The euro region’s debt crisis has increased risks for emerging markets from Thailand to Turkey that also face domestic constraints, according to the World Bank, which cut its outlook for 2013 global growth to 3 percent.
The Washington-based lender predicts the world’s economy will expand 2.5 percent this year, the same as a January forecast, after gains earlier this year were sapped by renewed market volatility over Greece and Spain. Next year’s prediction is down 0.1 percentage point from January.
“In the immediate term, tensions emanating from the euro area are the most serious potential risk for developing countries,” the World Bank said in its twice-yearly report. In the 17-country euro region, “bond yields on the debt of several countries have reached levels that, in the past, have been associated with” international rescue packages.
Spain last week became the fourth nation sharing the euro to seek a bailout since the start of the debt crisis more than two years ago, prompting a decline in Italian bonds and equities yesterday on concern the nation may be the next to succumb. No region in the world would be spared if the situation in Europe were to sharply deteriorate, according to the World Bank, which urged emerging markets to build cushions for tougher times.
“The developing countries in the case of a financial crisis will need all the ammunition that they have available to address that,” Hans Timmer, the director of the Development Prospects Group at the bank, told reporters. “One of our concerns is that, at the moment, there are much fewer buffers, smaller buffers in developing countries than in 2007.”
They already feel the pain, according to the report, which says gross capital flows to developing countries shrank 44 percent in May from the month before. The quantity of syndicated bank loans to Russia organized and led by European banks fell by 50 percent in the six months through March 2012, the World Bank said.
India last week outlined projects including new ports and road to support an economy expanding at the weakest pace in nearly a decade. China unveiled its first reduction in borrowing costs in more than three years.

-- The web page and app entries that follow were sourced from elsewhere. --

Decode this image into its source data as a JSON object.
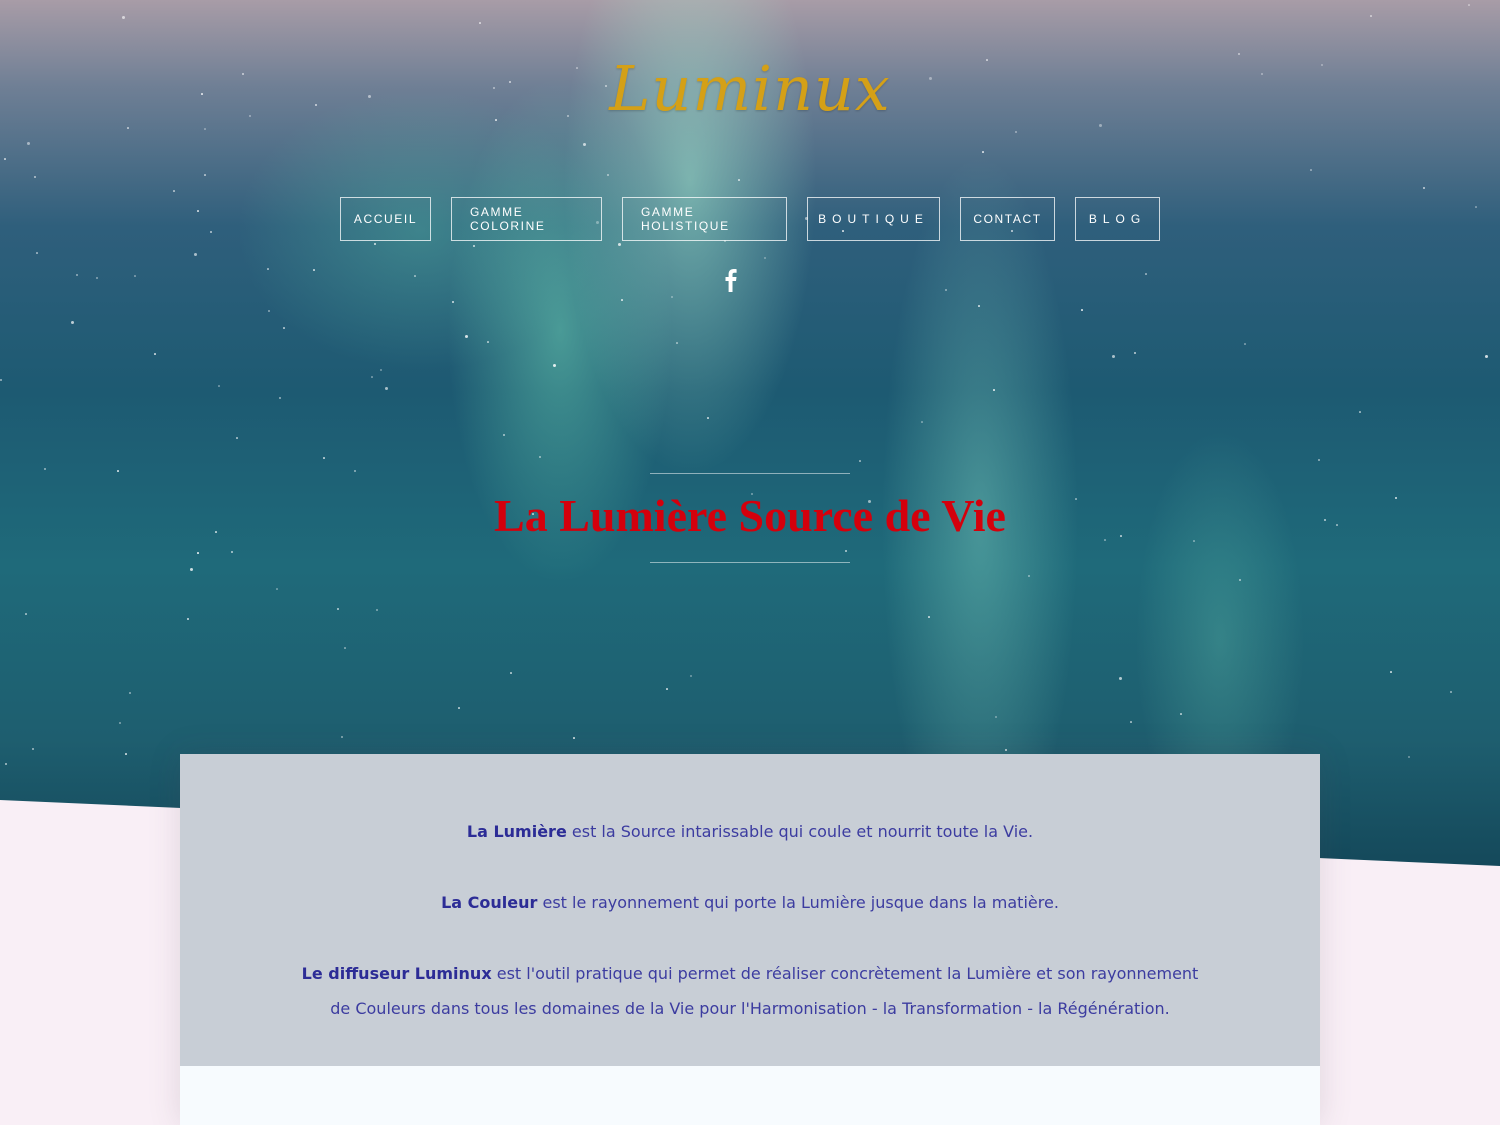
{
  "logo": {
    "text": "Luminux"
  },
  "nav": {
    "items": [
      {
        "label": "ACCUEIL"
      },
      {
        "label": "GAMME COLORINE"
      },
      {
        "label": "GAMME HOLISTIQUE"
      },
      {
        "label": "BOUTIQUE"
      },
      {
        "label": "CONTACT"
      },
      {
        "label": "BLOG"
      }
    ]
  },
  "social": {
    "icon": "facebook-icon"
  },
  "hero": {
    "title": "La Lumière Source de Vie"
  },
  "intro": {
    "p1_bold": "La Lumière",
    "p1_rest": " est la Source intarissable qui coule et nourrit toute la Vie.",
    "p2_bold": "La Couleur",
    "p2_rest": " est le rayonnement qui porte la Lumière jusque dans la matière.",
    "p3_bold": "Le diffuseur Luminux",
    "p3_rest_line1": " est l'outil pratique qui permet de réaliser concrètement la Lumière et son rayonnement",
    "p3_rest_line2": "de Couleurs dans tous les domaines de la Vie pour l'Harmonisation - la Transformation - la Régénération."
  },
  "colors": {
    "accent_title": "#d4000c",
    "logo_gold": "#d4a017",
    "text_blue": "#3c3ca0",
    "card_bg": "#c8ced6"
  }
}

Capital outflows and increased risk aversion have also led to currency depreciation in many emerging markets and a drop in commodity prices, according to the report.
“Even if the current phase of tensions passes, the external environment for developing countries is likely to remain volatile and challenging,” the World Bank said. “Loose monetary policies, and, as yet, unresolved fiscal and banking-sector problems in high-income countries are likely to keep international capital flows and business confidence volatile.”
The euro area is projected to contract 0.3 percent this year, unchanged from the World Bank’s January forecast. The euro area next year may grow 0.7 percent from a previous estimate of 1.1 percent.
Developing economies are also facing domestic difficulties. After leading the world out of recession over the past two years, about 60 percent of them are operating close or above their economic potential, Timmer said.
That “suggests that they will not be able to provide as much an impetus to global growth as before,” the bank said.
Inflation is above long-term average in nations from Argentina to Thailand and monetary policy remains “very loose” in countries including China and Indonesia, according to the report.
For a lot of emerging countries, the focus should be on increasing their productivity and their financial strength to face potential hardship, Timmer said.
“If you look at where developing countries are now relative to their production potential, there’s no need for short-term stimulus,” he said in an interview.
The World Bank expects growth in developing economies to reach 5.3 percent in 2012 and 5.9 percent next year, cutting forecasts by 0.1 percentage point for both years.
That compares with an unchanged 1.4 percent this year in advanced counterparts, as well as 1.9 percent next year, less than the 2 percent predicted in January. The U.S. is seen growing 2.1 percent this year, from 2.2 percent in January, and 2.4 percent next year.
China may grow 8.2 percent this year and 8.6 percent next year, compared with January estimates of 8.4 percent and 8.3 percent.
India’s expected expansion of 6.6 percent this year is more than the 6.5 percent expected five months ago, though the bank now sees growth of 6.9 percent next year compared with 7.7 percent in January.
The Bank also updated a study on the impact on the rest of the world of a more severe European crisis. It estimates that world growth would be 4.5 percent lower than currently expected next year if two large countries, accounting for 30 percent of the euro region’s economy, faced a credit freeze.